On January 20, 2019, I lost my Uncle Marc to suicide. Just 27 days before that, I had attempted suicide for the first time. Uncle Marc was the one who provided me the love, support, and safety I needed at that time to continue on. He was also the first person to share a normal conversation on mental health with me. He told me about mental health conditions, therapy, medication, and even supplements that could help me to feel better and move forward. After losing him by suicide when I felt he had saved my life just 27 days earlier, my world fell apart.
Today, I am a three-time suicide attempt survivor. I was misdiagnosed and mistreated for depression, a mental health condition that I did not have. A psychiatrist in the psych ward where I was hospitalized following my last attempt had prescribed me with an antidepressant, which sent me into a manic episode. At the time, I did not know why that happened, what questions to ask, or what to do next. It took me over 2 years of Neurofeedback Therapy, Cognitive Behavioral Therapy, and Psychiatrists before getting a proper diagnosis of Bipolar Disorder and a prescription for the proper medication.
I felt angry for myself, but most importantly, on behalf of every individual who was misdiagnosed, mistreated, or gaslighted for their symptoms. Among the lack of awareness, the underfunded mental health facilities, the misdiagnoses, the stigma creating a world where millions are suffering in silence, and the high financial strain for quality treatment, I felt betrayed by the mental health community, medical community, and our society and I felt outraged for every single person whose life was lost to suicide.

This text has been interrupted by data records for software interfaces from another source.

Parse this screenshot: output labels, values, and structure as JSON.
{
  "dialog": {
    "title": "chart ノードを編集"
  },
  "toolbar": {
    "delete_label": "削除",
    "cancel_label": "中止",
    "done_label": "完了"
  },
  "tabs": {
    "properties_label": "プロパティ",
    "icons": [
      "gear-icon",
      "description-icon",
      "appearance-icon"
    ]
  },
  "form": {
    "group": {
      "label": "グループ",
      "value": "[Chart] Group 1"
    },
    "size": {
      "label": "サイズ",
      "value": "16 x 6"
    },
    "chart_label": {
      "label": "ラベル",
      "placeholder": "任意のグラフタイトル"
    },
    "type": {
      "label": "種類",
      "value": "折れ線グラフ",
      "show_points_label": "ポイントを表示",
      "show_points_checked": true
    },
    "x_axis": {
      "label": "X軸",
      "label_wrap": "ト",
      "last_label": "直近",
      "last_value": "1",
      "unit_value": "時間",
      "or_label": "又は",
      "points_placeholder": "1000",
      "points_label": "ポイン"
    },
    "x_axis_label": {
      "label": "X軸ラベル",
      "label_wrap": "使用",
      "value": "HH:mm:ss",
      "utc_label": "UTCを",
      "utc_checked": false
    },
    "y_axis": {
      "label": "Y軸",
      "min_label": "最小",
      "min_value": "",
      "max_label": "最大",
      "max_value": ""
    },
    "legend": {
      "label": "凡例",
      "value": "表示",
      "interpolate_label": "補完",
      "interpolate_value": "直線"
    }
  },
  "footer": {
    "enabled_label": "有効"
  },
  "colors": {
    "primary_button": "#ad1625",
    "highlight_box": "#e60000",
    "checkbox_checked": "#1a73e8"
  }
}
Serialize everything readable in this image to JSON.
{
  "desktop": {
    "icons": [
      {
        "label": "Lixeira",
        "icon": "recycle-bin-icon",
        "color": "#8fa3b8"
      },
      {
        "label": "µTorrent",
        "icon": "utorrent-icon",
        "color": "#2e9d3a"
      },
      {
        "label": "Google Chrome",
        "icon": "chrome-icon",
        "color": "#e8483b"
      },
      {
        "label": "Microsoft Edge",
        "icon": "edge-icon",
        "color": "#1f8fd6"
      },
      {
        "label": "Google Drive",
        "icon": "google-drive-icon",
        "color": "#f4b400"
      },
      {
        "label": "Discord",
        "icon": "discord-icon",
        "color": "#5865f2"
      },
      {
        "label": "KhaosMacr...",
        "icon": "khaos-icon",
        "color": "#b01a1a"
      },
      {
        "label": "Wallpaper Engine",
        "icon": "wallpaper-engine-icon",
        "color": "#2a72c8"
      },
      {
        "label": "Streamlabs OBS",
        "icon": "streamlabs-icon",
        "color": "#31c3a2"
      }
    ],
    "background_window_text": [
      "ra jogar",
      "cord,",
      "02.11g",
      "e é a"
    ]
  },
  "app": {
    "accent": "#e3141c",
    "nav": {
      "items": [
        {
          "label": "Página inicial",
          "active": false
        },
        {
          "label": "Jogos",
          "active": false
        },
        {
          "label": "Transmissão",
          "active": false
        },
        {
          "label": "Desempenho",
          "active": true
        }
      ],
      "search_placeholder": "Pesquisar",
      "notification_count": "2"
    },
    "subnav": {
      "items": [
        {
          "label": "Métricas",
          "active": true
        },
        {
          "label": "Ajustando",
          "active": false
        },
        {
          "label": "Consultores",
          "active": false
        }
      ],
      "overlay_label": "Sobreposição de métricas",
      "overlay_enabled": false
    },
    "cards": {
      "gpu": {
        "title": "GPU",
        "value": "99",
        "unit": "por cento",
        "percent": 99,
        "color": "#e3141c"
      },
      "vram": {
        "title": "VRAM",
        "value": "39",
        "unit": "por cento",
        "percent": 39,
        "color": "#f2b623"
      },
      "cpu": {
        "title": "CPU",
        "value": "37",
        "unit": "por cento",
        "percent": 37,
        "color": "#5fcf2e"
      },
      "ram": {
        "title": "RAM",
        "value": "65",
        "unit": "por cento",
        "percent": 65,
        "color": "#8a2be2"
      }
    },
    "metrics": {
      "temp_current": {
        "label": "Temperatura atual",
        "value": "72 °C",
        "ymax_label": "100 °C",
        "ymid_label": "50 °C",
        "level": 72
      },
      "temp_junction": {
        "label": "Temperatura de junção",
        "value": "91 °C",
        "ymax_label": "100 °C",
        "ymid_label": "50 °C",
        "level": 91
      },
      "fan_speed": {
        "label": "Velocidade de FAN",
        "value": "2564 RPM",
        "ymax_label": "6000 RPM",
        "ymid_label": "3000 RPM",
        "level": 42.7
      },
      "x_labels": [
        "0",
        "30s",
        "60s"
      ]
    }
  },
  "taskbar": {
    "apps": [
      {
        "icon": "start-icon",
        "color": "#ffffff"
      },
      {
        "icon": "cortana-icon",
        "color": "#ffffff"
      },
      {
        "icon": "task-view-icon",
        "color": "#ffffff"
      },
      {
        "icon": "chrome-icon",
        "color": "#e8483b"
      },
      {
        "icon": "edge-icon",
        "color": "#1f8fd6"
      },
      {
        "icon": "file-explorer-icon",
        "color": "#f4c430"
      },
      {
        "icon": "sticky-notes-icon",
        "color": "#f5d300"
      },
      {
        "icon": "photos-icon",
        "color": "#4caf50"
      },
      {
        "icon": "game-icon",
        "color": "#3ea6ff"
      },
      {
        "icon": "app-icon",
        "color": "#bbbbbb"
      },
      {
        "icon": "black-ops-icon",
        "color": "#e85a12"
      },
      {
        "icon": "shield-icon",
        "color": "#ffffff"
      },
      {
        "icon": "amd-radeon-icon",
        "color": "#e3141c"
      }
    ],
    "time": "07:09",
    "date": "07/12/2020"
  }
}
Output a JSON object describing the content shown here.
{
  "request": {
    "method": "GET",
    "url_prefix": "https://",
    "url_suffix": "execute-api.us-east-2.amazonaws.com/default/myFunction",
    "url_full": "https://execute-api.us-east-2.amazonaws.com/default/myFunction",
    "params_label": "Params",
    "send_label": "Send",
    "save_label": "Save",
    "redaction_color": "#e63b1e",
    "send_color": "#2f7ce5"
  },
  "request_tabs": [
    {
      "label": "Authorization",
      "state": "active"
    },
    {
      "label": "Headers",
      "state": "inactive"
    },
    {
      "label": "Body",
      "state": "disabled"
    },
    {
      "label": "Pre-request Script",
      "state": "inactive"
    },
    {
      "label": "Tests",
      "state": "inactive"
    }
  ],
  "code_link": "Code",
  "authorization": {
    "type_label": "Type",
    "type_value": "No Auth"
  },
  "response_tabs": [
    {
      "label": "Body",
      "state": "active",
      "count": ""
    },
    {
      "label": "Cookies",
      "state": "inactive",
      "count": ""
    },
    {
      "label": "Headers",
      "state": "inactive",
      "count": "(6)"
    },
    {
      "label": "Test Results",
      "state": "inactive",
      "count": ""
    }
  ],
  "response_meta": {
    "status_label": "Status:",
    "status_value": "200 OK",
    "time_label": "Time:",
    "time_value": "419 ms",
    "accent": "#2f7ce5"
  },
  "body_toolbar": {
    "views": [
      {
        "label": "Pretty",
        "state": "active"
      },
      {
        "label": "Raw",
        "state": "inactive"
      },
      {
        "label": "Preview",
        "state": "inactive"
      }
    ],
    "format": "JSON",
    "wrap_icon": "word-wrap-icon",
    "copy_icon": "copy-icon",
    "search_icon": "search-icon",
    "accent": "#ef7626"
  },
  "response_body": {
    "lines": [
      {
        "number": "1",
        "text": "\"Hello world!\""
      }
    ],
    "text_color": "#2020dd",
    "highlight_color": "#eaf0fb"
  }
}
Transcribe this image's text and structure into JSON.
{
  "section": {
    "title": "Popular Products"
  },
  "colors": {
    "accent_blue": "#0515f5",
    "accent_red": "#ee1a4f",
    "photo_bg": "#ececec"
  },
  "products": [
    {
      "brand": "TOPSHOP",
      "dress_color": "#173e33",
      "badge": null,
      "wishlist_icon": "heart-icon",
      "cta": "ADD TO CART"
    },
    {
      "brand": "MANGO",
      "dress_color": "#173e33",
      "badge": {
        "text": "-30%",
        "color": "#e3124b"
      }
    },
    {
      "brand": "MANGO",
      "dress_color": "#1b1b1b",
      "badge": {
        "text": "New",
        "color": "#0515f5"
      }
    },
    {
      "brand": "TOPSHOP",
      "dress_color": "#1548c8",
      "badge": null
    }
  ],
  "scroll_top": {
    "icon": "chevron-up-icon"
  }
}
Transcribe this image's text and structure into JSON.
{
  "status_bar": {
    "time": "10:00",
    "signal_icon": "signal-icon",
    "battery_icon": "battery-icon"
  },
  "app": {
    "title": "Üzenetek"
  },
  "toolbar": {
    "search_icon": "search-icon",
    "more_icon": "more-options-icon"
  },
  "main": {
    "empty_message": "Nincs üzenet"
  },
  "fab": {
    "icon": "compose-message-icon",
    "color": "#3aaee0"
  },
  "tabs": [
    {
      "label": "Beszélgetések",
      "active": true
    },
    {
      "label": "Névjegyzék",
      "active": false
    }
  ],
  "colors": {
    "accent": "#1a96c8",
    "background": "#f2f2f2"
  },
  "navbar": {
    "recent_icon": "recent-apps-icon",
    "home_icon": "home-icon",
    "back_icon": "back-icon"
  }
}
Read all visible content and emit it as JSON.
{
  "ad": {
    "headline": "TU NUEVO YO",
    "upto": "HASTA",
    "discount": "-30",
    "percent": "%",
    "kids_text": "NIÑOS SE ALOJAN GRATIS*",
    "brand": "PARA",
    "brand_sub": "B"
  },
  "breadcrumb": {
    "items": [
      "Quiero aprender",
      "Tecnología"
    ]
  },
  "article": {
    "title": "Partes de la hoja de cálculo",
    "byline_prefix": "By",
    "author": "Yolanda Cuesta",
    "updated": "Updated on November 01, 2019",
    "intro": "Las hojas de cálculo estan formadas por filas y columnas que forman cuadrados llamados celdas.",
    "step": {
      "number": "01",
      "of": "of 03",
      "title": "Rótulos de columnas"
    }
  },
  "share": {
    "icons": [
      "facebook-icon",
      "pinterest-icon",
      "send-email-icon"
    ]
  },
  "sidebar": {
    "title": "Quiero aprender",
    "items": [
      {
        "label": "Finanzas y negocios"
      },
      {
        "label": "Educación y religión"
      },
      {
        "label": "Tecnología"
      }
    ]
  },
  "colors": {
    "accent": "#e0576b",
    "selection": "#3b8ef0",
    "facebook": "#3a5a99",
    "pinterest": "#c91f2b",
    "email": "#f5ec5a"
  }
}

Thus, I started Inspiring My Generation to transform the current system, which is working against those living with mental illness. The stigma and the financial barriers are preventing too many people from receiving life-saving treatment. But furthermore, our priority needs to shift from solely awareness to prevention and early detection of mental health symptoms. It is my mission, and I hope yours too, to be a voice for those who lost theirs to suicide, those on the edge barely holding on, and those unable to advocate for themselves.
We need to take control of the narrative and change the way we as a society, our government, and our medical community approach mental health.
Please join me in Inspiring My Generation’s mission, so that together we can help the next generation grow up in a world where emotions are normal, mental health is talked about and approached in the same manner as physical health, our education system and work force work in union with those living with mental health conditions instead of against them, and where quality treatment is available to all.
Together, let us turn our pain to purpose.
With love and gratitude,